I picked up Earth Wars when I saw it was just $4.50 on the eShop. While it gives the impression of being a 2D beat-em-up RPG it really is mostly just a grindy action game. The levels and armor are mostly a facade for a pretty dull and repetitive experience. Dungeons are bland, enemies are basic, and combat is pretty one note. I got bored pretty quickly.
This Is the Police
My time with This Is the Police has only confirmed that I should never be put in charge of a police department, because I'll get everyone killed or they will all quit on me. Whether you are assigning cases or piecing together clues to solve a big crime, there's lots of micro management to balance. That's not really my thing, so I tended to rush things along and sloppily ruined everything during the process. If you have ever wanted to be in a police simulation, this one is very solid. This is totally a case of "it's me, not you" as there game isn't bad at all.
Open-ended adventure games like Rime have never really been something I've gotten into very easily. I'm fine with open world exploration or structured adventure games, but if you give me a world and say "figure out what to do" it just turns me off. On top of its lack of direction, Rime is also one of the roughest looking games I've seen running in handheld mode on Switch. It's super blurry and rough to look at. I'm sure with childlike patience or a guide I could have made better progress here, but I know when I'm out of my element and Rime is out.
Punch Club is a boxing sim where you have to manage your boxer's hunger, rest, and more in order to train to improve him. You have to get a job to make money to afford food, training, and all that. Combat is automated and totally dependent on the stats and skills that you have unlocked. If you fail, your stats will go down. There's an easy mode that does away with stat degradation, so that makes it easier, but overall it's a pretty grindy game.
Wheels of Aurelia
Wheels of Aurelia is basically a visual novel told through driving to France with a Leila and her friend Olga. The two engage in different conversations about some heavy life topics and encounter lots of NPCs along the way. You make dialog choices, but ultimately nothing interesting really happens throughout. Adding driving to the mix doesn't help anything, because it doesn't control well and adds nothing meaningful to the game. The entire package is just super bland.

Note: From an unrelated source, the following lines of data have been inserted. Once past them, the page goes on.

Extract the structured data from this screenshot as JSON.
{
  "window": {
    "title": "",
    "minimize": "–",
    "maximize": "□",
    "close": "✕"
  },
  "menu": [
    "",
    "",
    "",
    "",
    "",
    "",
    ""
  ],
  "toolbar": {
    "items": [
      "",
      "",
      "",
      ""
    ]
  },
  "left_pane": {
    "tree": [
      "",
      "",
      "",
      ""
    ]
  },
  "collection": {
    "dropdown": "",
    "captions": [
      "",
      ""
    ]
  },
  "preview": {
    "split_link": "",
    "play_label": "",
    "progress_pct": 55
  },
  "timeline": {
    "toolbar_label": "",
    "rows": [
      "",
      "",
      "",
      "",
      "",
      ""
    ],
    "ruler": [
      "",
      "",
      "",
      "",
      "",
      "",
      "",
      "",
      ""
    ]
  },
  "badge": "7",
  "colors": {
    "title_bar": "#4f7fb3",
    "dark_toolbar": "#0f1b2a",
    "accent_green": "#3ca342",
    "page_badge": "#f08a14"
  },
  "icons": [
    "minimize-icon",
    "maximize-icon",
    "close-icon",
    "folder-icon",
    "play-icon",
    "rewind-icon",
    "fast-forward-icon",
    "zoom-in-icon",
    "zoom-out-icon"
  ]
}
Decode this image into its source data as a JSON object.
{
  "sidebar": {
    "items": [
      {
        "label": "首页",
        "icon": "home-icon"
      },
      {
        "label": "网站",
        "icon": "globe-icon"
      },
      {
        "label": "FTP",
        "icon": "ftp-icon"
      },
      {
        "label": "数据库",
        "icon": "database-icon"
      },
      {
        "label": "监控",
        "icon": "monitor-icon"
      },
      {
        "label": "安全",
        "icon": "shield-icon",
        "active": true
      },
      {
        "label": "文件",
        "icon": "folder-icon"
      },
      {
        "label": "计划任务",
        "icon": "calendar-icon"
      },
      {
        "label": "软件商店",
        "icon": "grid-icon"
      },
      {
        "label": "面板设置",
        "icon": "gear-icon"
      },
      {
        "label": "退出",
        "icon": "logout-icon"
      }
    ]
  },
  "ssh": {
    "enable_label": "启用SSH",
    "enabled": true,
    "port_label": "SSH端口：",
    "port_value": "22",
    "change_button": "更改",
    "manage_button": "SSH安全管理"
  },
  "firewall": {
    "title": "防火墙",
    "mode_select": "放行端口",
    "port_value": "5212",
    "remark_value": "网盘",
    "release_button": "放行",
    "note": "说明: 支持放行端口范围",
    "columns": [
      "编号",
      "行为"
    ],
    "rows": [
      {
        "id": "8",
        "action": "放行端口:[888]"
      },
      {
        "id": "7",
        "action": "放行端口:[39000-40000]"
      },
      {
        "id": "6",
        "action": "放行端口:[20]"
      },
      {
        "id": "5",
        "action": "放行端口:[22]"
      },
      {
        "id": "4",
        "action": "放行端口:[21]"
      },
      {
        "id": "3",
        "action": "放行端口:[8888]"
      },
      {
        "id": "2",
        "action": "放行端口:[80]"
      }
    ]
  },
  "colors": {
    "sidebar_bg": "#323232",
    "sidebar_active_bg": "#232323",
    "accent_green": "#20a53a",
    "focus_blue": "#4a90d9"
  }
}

While it seems creative in concept, Snake Pass is a chore to control in practice. Twisting and coiling up as a snake is tedious, and as the basis of this game that makes it hard to enjoy. I really wish I had more to say here, but I got tired of this so quickly that I couldn't put it down fast enough.
The Final Station
The Final Station is rough. It's a survival game where you have to scavenge for resources and fight off enemies that try to stop you. It's brutal and unforgiving and totally not for me. After battling through empty houses and stations for supplies only to be killed over and over, I bailed out and didn't look back. No thanks.
That's it for this time. There wasn't a lot of great content here, but none of them were really awful games even if I didn't like them. As I work my way through old and new titles, we shall see how things have held up, but there is no end of content coming for this system. Long live #TeamHandheld.